2 + 2 = 4
Whenever you've done math, you've used operators. +, -, /, * are all operators that tell you what to do with a set of operands. In fact, the definition is quite similar:
"A symbol which communicates how to change an input or set of inputs."
In math, we think of operating on numbers, but we can also operate on booleans, strings, and other data types.
Unary, Binary, Ternary operators
The prefix is the important part here. "Un-", meaning one, is an operator that operates on one input. Likewise, "bin-" and "ter-" mean two and three respectively.
Here are some examples.
- !x (Not): A unary operator that flips a boolean value. For instance "true == !false" is true. To read this operator, just substitute the word "not" for the symbol "!".
- x > y (Greater than): A binary operator that takes in two values and returns true if the left side is greater than the right side.

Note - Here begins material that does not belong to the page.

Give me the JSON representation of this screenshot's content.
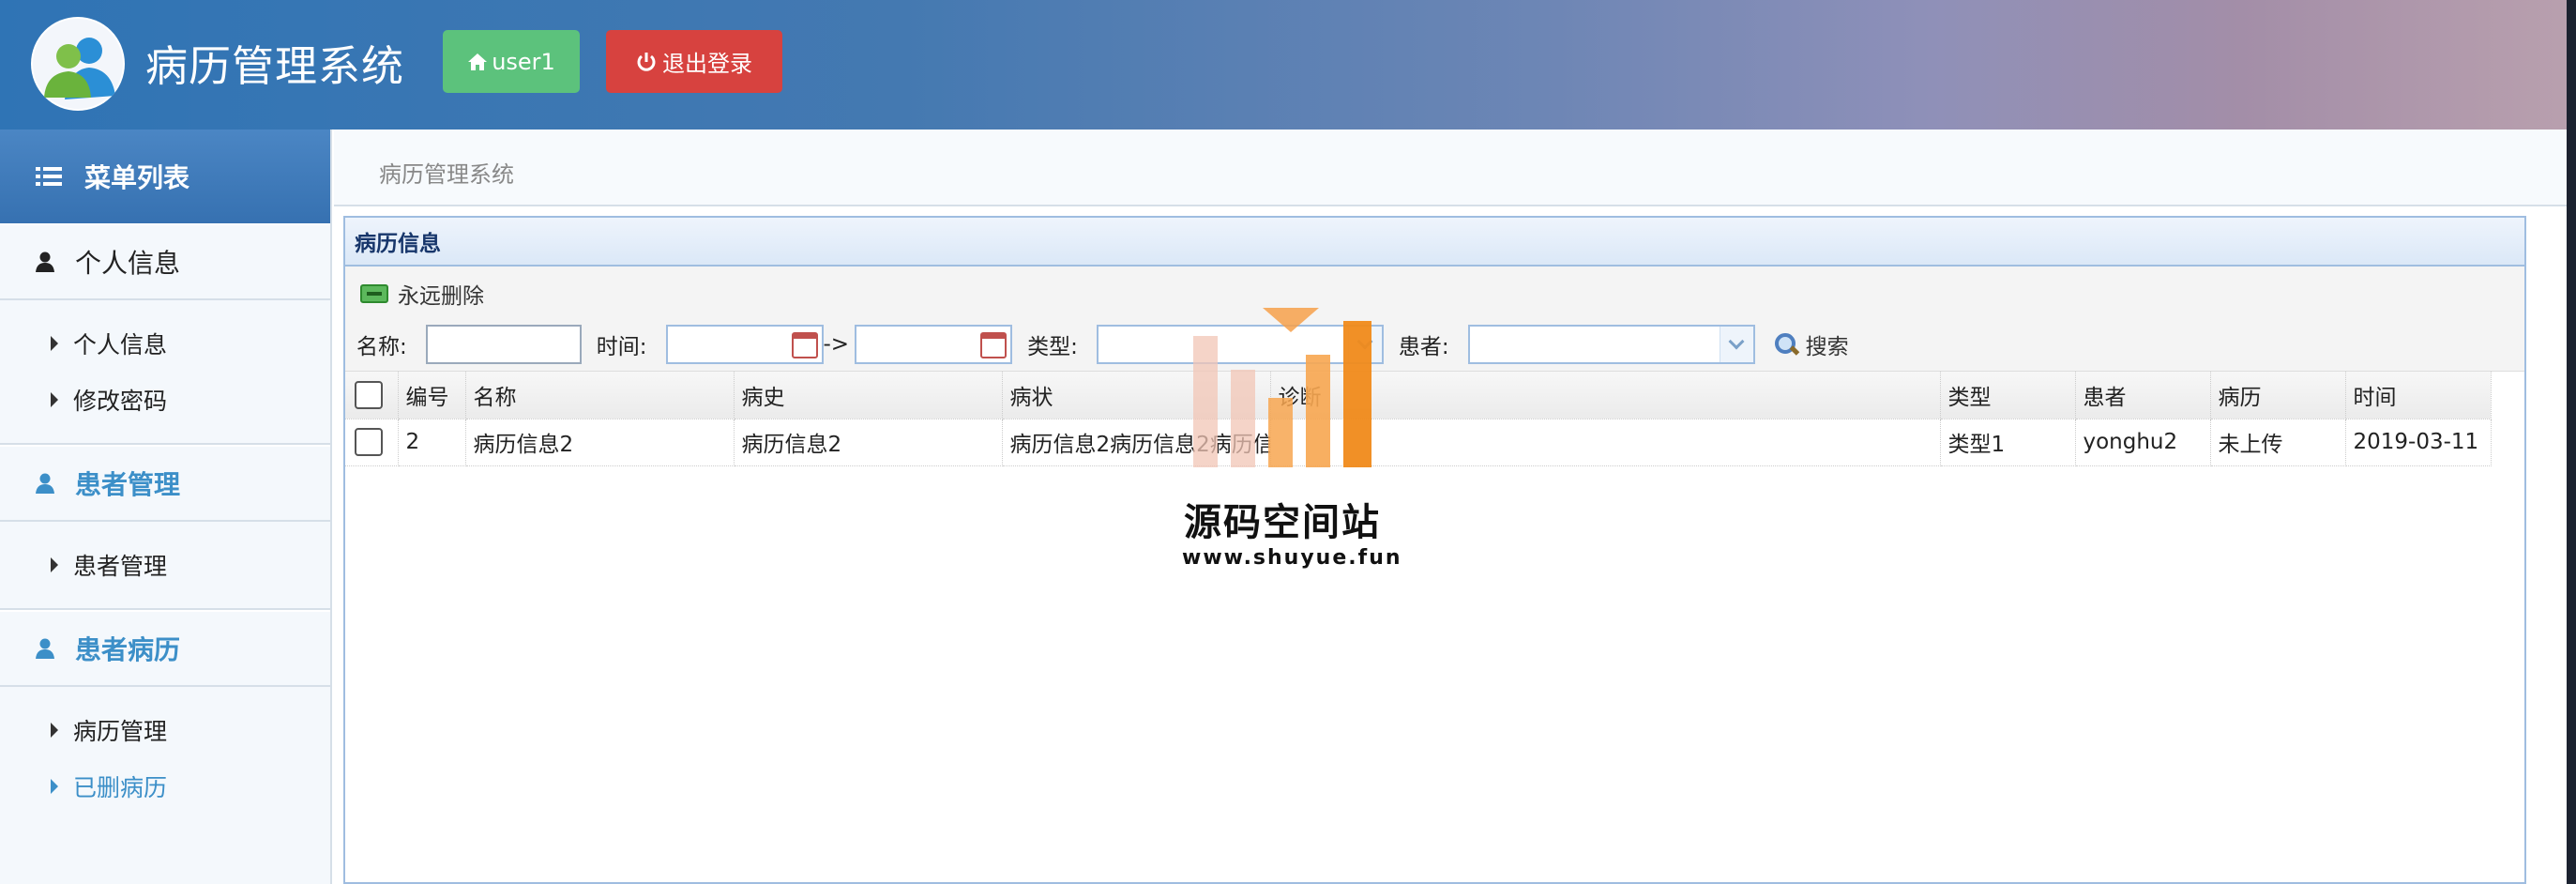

- x ? y : z (Conditional operator): A ternary operator that takes in a boolean for the first value, and then if it's true, returns the second. If it's not true, returns the third. This funny little operator can save some mental overhead when used correctly. Just don't chain conditional operators together please.
Assignment vs Comparison Operators
You may have realized that "=" is an operator. In programming, you could assign something like, "x is equal to y," or you can compare something like, "is x equal to y?"
In both cases you would write that our more or less like "x = y". So programming languages often specify the assignment with one equals sign and the comparison operator with two. A valid example looks like this:
// assignment "=" var x = true; var y = false; // comparison "==" if (x == y) Console.WriteLine("x and y are equal"); else if (x == true) Console.WriteLine("x is true");
Operators vs Functions
One thing that interests me is that an operator is almost like a special type of predefined function. If you think about it, functions take in 0-n parameters and return 0-1 values. We could replace the add operator with an add function relatively easily. If I was going to design a language today, I might try that out.
I've told you what an operator is, but I haven't talked about many specific operators. Go look up boolean operators (as these are the basis for a lot of programs), and then make sure you understand the modulus operator. Learning these will give you practice replacing operator symbols with meaningful words, and then reading operations as a sentence in your head.
Respond to this post and join the conversation on DEV